- Try it: Scan the data below and pick out the lines containing the word "icon".

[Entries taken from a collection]
□ □ □ □ □

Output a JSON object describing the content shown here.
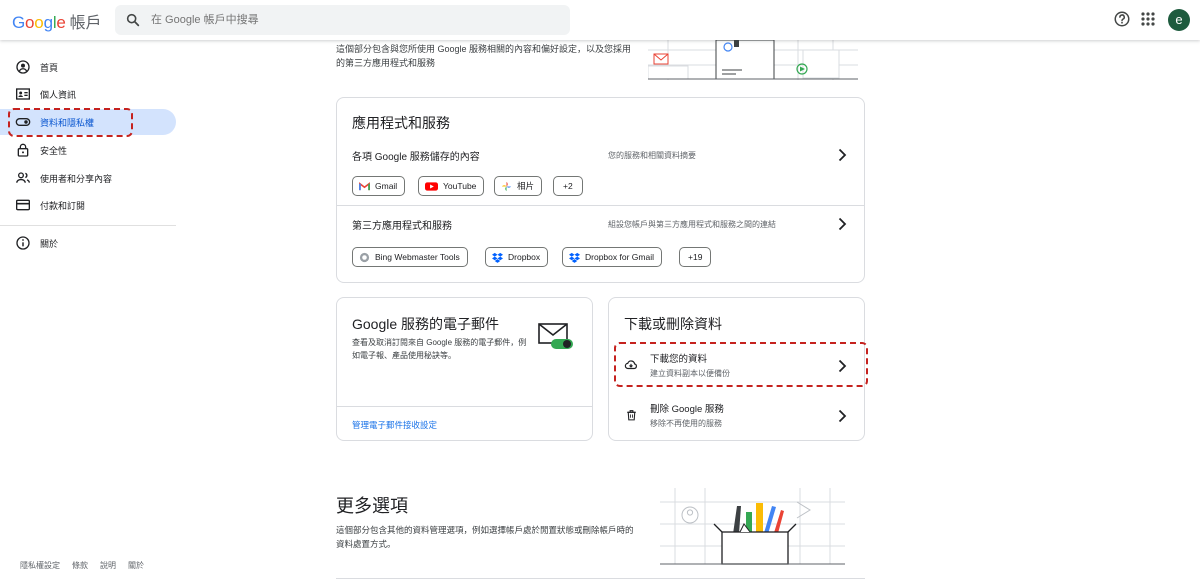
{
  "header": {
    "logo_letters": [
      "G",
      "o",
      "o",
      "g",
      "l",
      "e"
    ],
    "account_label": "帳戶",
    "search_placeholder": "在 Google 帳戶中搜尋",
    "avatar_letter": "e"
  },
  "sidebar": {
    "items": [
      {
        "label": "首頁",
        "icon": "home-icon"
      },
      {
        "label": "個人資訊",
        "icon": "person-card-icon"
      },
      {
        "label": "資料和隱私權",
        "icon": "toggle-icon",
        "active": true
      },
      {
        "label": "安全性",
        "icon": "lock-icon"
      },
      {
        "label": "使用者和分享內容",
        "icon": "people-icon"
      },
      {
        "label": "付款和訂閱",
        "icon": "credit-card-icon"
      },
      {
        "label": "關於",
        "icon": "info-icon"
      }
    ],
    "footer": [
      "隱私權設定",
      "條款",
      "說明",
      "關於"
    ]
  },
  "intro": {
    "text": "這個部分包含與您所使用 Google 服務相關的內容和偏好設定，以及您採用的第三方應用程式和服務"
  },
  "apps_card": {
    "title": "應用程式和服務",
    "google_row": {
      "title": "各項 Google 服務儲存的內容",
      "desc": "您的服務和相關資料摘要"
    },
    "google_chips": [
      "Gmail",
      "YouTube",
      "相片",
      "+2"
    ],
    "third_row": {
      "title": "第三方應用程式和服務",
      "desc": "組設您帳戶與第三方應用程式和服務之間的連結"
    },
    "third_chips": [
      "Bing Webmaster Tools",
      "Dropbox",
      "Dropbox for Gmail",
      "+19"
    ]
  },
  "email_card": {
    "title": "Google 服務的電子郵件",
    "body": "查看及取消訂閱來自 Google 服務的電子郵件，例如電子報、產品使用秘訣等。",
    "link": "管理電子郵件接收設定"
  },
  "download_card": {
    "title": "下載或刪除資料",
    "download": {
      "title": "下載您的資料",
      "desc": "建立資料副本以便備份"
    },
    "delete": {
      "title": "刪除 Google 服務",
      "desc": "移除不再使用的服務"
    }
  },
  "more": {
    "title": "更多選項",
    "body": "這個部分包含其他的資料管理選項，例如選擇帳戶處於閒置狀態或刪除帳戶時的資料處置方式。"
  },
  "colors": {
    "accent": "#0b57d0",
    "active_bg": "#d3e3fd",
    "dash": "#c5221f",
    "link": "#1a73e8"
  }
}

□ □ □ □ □

- Answer section:
        "icon": "home-icon"
        "icon": "person-card-icon"
        "icon": "toggle-icon",
        "icon": "lock-icon"
        "icon": "people-icon"
        "icon": "credit-card-icon"
        "icon": "info-icon"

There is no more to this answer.